Even if your baby is not yet full term, labor and delivery are inevitable if the amniotic sac is no longer intact.

5 What to Expect

Here you can find out what to expect from your procedure. You will lie back on a table during the fetal fibronectin test.

Your doctor will place a speculum in your vagina and will swipe secretions near the cervix using a cotton swab and then he will send the sample for analysis in the laboratory.

You will get your results in about 24 hours. For some people, they will undergo a vaginal ultrasound after the fetal fibronectin test.

Your doctor will place a slender and like device in your vagina and this will send out waves which will be reflected and digitally converted into images on a monitor.

These images will be used to measure the length of your cervix that often decreases before the labor begins and to assess your baby’s position, age, and size.

This ultrasound will take up about an hour and will not hurt you.
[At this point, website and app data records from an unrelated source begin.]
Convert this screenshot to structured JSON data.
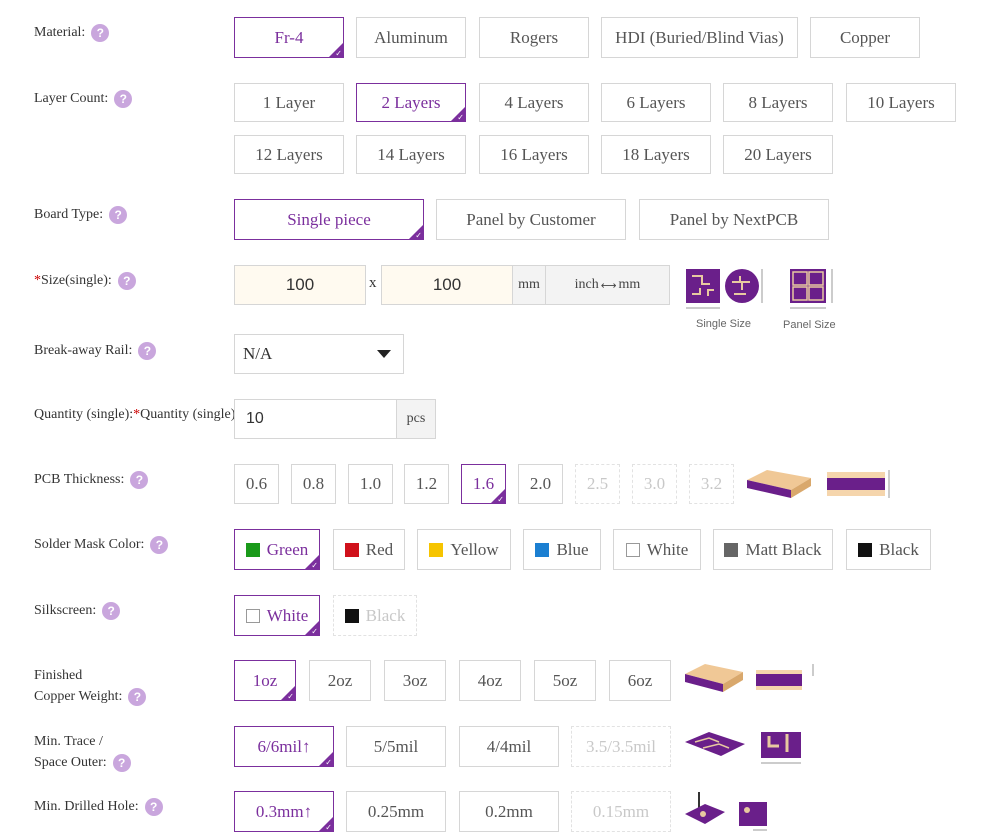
{
  "material": {
    "label": "Material:",
    "options": [
      "Fr-4",
      "Aluminum",
      "Rogers",
      "HDI (Buried/Blind Vias)",
      "Copper"
    ]
  },
  "layer_count": {
    "label": "Layer Count:",
    "options": [
      "1 Layer",
      "2 Layers",
      "4 Layers",
      "6 Layers",
      "8 Layers",
      "10 Layers",
      "12 Layers",
      "14 Layers",
      "16 Layers",
      "18 Layers",
      "20 Layers"
    ]
  },
  "board_type": {
    "label": "Board Type:",
    "options": [
      "Single piece",
      "Panel by Customer",
      "Panel by NextPCB"
    ]
  },
  "size": {
    "label": "*Size(single):",
    "width": "100",
    "height": "100",
    "x": "x",
    "unit": "mm",
    "toggle_left": "inch",
    "toggle_right": "mm",
    "single_caption": "Single Size",
    "panel_caption": "Panel Size"
  },
  "breakaway": {
    "label": "Break-away Rail:",
    "value": "N/A"
  },
  "quantity": {
    "label": "*Quantity (single):",
    "value": "10",
    "unit": "pcs"
  },
  "thickness": {
    "label": "PCB Thickness:",
    "options": [
      "0.6",
      "0.8",
      "1.0",
      "1.2",
      "1.6",
      "2.0",
      "2.5",
      "3.0",
      "3.2"
    ]
  },
  "solder_mask": {
    "label": "Solder Mask Color:",
    "options": [
      "Green",
      "Red",
      "Yellow",
      "Blue",
      "White",
      "Matt Black",
      "Black"
    ],
    "colors": [
      "#1a9a1a",
      "#d0111b",
      "#f6c400",
      "#1b7fd1",
      "#ffffff",
      "#666666",
      "#111111"
    ]
  },
  "silkscreen": {
    "label": "Silkscreen:",
    "options": [
      "White",
      "Black"
    ]
  },
  "copper_weight": {
    "label_line1": "Finished",
    "label_line2": "Copper Weight:",
    "options": [
      "1oz",
      "2oz",
      "3oz",
      "4oz",
      "5oz",
      "6oz"
    ]
  },
  "trace": {
    "label_line1": "Min. Trace /",
    "label_line2": "Space Outer:",
    "options": [
      "6/6mil↑",
      "5/5mil",
      "4/4mil",
      "3.5/3.5mil"
    ]
  },
  "drill": {
    "label": "Min. Drilled Hole:",
    "options": [
      "0.3mm↑",
      "0.25mm",
      "0.2mm",
      "0.15mm"
    ]
  },
  "help_icon": "?"
}
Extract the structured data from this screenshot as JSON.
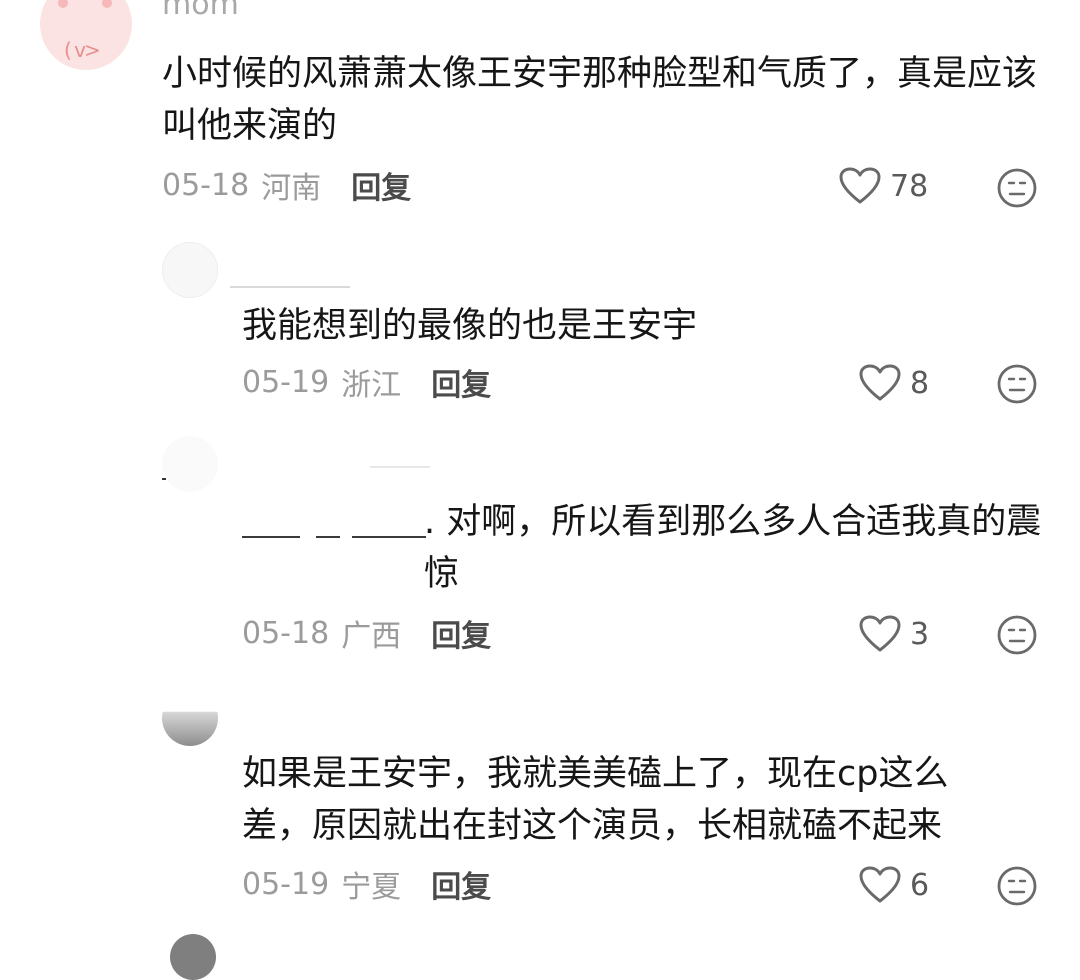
{
  "comments": [
    {
      "username": "mom",
      "text": "小时候的风萧萧太像王安宇那种脸型和气质了，真是应该叫他来演的",
      "date": "05-18",
      "location": "河南",
      "reply": "回复",
      "likes": "78"
    },
    {
      "text": "我能想到的最像的也是王安宇",
      "date": "05-19",
      "location": "浙江",
      "reply": "回复",
      "likes": "8"
    },
    {
      "text": ". 对啊，所以看到那么多人合适我真的震惊",
      "date": "05-18",
      "location": "广西",
      "reply": "回复",
      "likes": "3"
    },
    {
      "text": "如果是王安宇，我就美美磕上了，现在cp这么差，原因就出在封这个演员，长相就磕不起来",
      "date": "05-19",
      "location": "宁夏",
      "reply": "回复",
      "likes": "6"
    }
  ],
  "icons": {
    "heart": "heart-outline",
    "reaction": "neutral-face"
  },
  "colors": {
    "text": "#161616",
    "meta": "#9b9b9b",
    "reply": "#4b4b4b",
    "icon": "#6a6a6a"
  }
}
If preterm labor is suspected, your doctor may suggest other treatments.

6 Procedure Results

The results of fetal fibronectin test may be positive or negative:

Positive – this means that fetal fibronectin is present in your cervical fluid and you are at risk of preterm labor if you have a positive result within the 22nd and 34th week or pregnancy.

Your doctor may give you instructions to prepare for a potentially early birth such as giving you medications to decrease the risk of neurological complications (cerebral palsy), giving you drugs to decrease contractions or give you steroids to speed your baby’s lung to maturity

Negative – this means that there is no fetal fibronectin present in your cervical fluid and that you will not deliver in the next two weeks meaning there is no risk or premature birth.

Recognizing preterm labor may give your doctor ways to improve your baby’s readiness for the birth or a chance to delay premature birth whether the test result is positive or negative.

Warning signs of preterm labor include:

  • constant low, dull backache
  • frequent or regular contractions which are a tightening sensation in the abdomen
  • mild abdominal cramps
  • a sensation of lower abdominal or pelvic pressure
  • a change in vaginal discharge
  • vaginal spotting or bleeding
  • watery vaginal discharge